- Another job interview mistake is to fail to research the company: This is common to most of the employees when preparing for a job interview. It seems obvious, but many people don’t do their homework and find out about the company for which they hope to work. For instance, have you gone to the company website if they have one? Do you know the name of the CEO? Do you know the name of their biggest competitor? Failure to know all the information about the company means you don’t have an interest in the mind of the interviewer. Make sure you know as much as you can about the company before stepping foot in the interview room.
- Believing a company’s greeter at a career fair is a peer or a confidante: Recruiters made it clear: The job of a company’s greeter at a career fair is to check you out just as much as an interviewer. Even if a greeter seems casual and talks to you like you were a friend, his or her job is to report back to the company whether to call you in for an interview or not. So, keep in mind that the greeter’s opinion counts! Also, make sure that you don’t say one thing to the greeter and something different to your interviewer. You’ll get caught, and that could lead you to be branded as inconsistent – or worse, dishonest. Keep it professional when interacting with every company rep.
- Thinking the interview only begins when you’re across the desk from the interviewer: this is the bad impression the young graduates always have in mind. A Human Resource professional once told me: from the moment you walk into the location where you’ll be interviewed, you’re “on.” This means that no talking on a cell phone, listening to your MP# player, or texting in the lobby while waiting for the interviewer. How you treat the receptionist may be shared with your potential boss later. Also, remember that the time you spend following the interviewer from the reception area to the interview room is also part of your interview. I found out that some recruiters are purposely quiet during that time to see how you respond to the silence and to see if you’re outgoing and personable enough to talk. Bes sure to initiate some conversation during that time. A little talk will go a long way toward communicating a strong personal brand.

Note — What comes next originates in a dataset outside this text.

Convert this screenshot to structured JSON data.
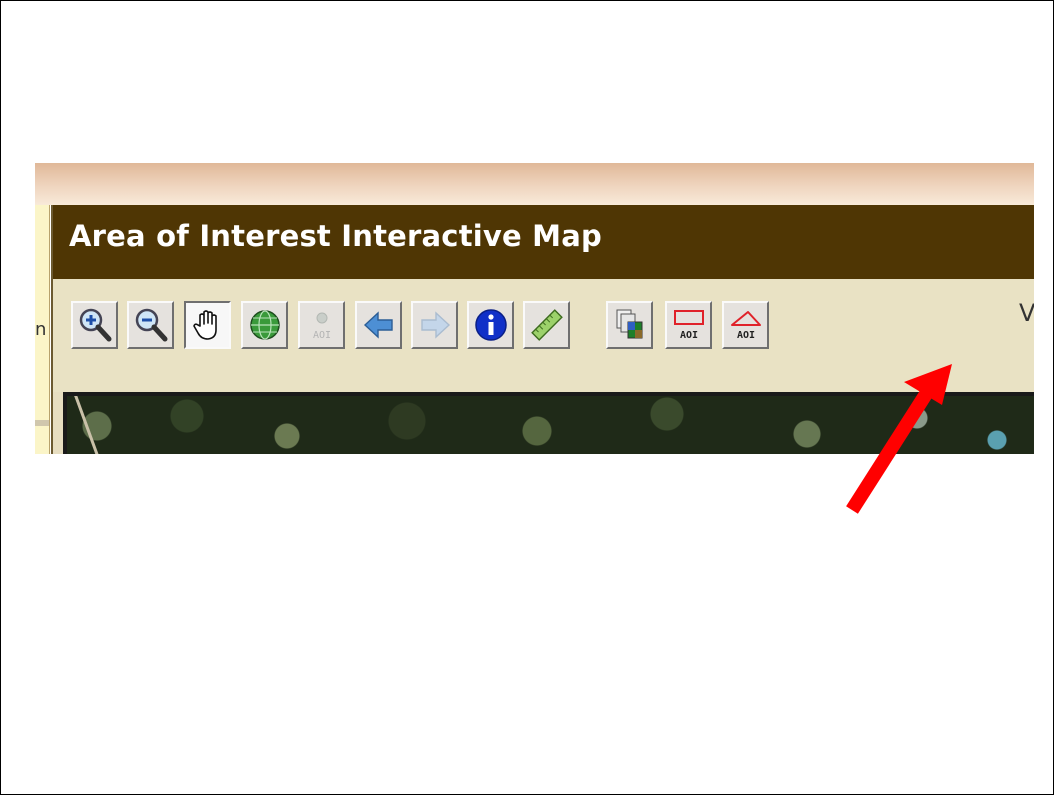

- Not asking for clarification when you don’t understand a question: You’re stupid if you fear to ask a question. And you’re more stupid if you fumble around and answer the wrong question. One recruiter once told me they think it’s stupid not to ask a question. “Maggie Yontz of ConAgra Foods says, “Nine times out of ten, when a candidate asks for clarification on a question I’ve asked, I figure that I have not communicated clearly, not that the student can’t comprehend what I’m asking. I appreciate a candidate who’s confident and direct enough to ask for clarification on a question that he or she doesn’t understand.” Most interviewers prefer you to ask for clarity. It lets them know you want to make sure you give the right answer.
- Not being prepared with good, thoughtful questions to ask at the end of the interview: A Recruiter told me you should expect to be asked, “Do you have any questions?” How good your questions are will show not only that you did your research on the company and the position, but that you gave some thought to how you could fit in at the company. It will also show that you’re listening to the interviewer.

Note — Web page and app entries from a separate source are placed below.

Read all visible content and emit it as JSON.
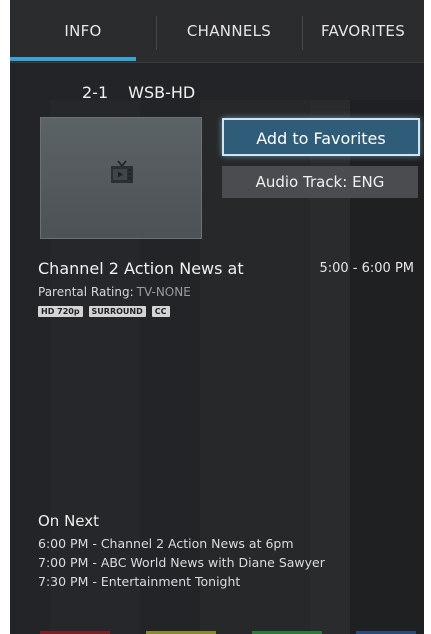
{
  "tabs": [
    {
      "label": "INFO",
      "active": true
    },
    {
      "label": "CHANNELS",
      "active": false
    },
    {
      "label": "FAVORITES",
      "active": false
    }
  ],
  "accent_color": "#3aa3d6",
  "channel": {
    "number": "2-1",
    "name": "WSB-HD",
    "thumbnail_icon": "tv-icon"
  },
  "actions": {
    "favorites_label": "Add to Favorites",
    "audio_label": "Audio Track: ENG"
  },
  "program": {
    "title": "Channel 2 Action News at",
    "time": "5:00 - 6:00 PM",
    "rating_label": "Parental Rating:",
    "rating_value": "TV-NONE",
    "badges": [
      "HD 720p",
      "SURROUND",
      "CC"
    ]
  },
  "on_next": {
    "title": "On Next",
    "items": [
      "6:00 PM - Channel 2 Action News at 6pm",
      "7:00 PM - ABC World News with Diane Sawyer",
      "7:30 PM - Entertainment Tonight"
    ]
  },
  "bottom_colors": [
    "#7a1f22",
    "#8a8a2a",
    "#2a7a3a",
    "#2a4a7a"
  ]
}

Bammann, Assistant Human Resources Manager of The Kroger Company, says: “Always have questions ready. The questions interviewers ask tell me
- how the interviewee processes the information they heard, and
- if the interviewee was not only listening but if they understood what they heard.” So, be ready with some questions in advance, but also feel free to ask questions in-the-moment based on what you’re told by the interviewer.
Of course, keep your questions relevant. Gillian Taitz, Senior Recruiter-College Relations for Staples, said, “When candidates ask me things that prove they are trying to sound intelligent and have done their online research, it turns me off. I’d much rather we spend time talking about what is important to this candidate in terms of culture, management style, etc.”